## WHAT IS EXPECTED
Exactly as written, output each of the entries below.

## RECORDS FOR THE TASK
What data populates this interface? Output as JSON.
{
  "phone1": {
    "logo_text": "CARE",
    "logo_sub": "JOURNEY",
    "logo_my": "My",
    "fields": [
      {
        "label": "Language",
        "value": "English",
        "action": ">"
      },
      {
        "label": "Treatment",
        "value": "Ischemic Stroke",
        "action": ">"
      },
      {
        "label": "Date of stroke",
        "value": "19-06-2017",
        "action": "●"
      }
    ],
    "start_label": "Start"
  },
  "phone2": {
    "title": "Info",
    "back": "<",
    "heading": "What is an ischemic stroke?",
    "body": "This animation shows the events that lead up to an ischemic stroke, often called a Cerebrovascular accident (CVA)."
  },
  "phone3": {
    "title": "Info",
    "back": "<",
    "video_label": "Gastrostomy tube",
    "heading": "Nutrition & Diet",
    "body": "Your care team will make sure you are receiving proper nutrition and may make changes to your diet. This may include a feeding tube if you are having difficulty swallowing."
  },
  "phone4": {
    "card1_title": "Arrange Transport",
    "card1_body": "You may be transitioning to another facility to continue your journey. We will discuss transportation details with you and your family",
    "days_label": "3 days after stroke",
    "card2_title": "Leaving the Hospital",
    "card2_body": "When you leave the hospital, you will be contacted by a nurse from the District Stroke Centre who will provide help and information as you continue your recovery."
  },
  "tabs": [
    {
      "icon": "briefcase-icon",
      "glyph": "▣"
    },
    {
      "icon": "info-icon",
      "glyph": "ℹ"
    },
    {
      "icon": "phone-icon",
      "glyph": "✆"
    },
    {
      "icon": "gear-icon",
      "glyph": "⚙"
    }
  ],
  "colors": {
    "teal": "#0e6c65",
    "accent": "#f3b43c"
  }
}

## ANSWER BELOW
What data populates this interface? Output as JSON.
{
  "phone1": {
    "logo_text": "CARE",
    "logo_sub": "JOURNEY",
    "logo_my": "My",
    "fields": [
      {
        "label": "Language",
        "value": "English",
        "action": ">"
      },
      {
        "label": "Treatment",
        "value": "Ischemic Stroke",
        "action": ">"
      },
      {
        "label": "Date of stroke",
        "value": "19-06-2017",
        "action": "●"
      }
    ],
    "start_label": "Start"
  },
  "phone2": {
    "title": "Info",
    "back": "<",
    "heading": "What is an ischemic stroke?",
    "body": "This animation shows the events that lead up to an ischemic stroke, often called a Cerebrovascular accident (CVA)."
  },
  "phone3": {
    "title": "Info",
    "back": "<",
    "video_label": "Gastrostomy tube",
    "heading": "Nutrition & Diet",
    "body": "Your care team will make sure you are receiving proper nutrition and may make changes to your diet. This may include a feeding tube if you are having difficulty swallowing."
  },
  "phone4": {
    "card1_title": "Arrange Transport",
    "card1_body": "You may be transitioning to another facility to continue your journey. We will discuss transportation details with you and your family",
    "days_label": "3 days after stroke",
    "card2_title": "Leaving the Hospital",
    "card2_body": "When you leave the hospital, you will be contacted by a nurse from the District Stroke Centre who will provide help and information as you continue your recovery."
  },
  "tabs": [
    {
      "icon": "briefcase-icon",
      "glyph": "▣"
    },
    {
      "icon": "info-icon",
      "glyph": "ℹ"
    },
    {
      "icon": "phone-icon",
      "glyph": "✆"
    },
    {
      "icon": "gear-icon",
      "glyph": "⚙"
    }
  ],
  "colors": {
    "teal": "#0e6c65",
    "accent": "#f3b43c"
  }
}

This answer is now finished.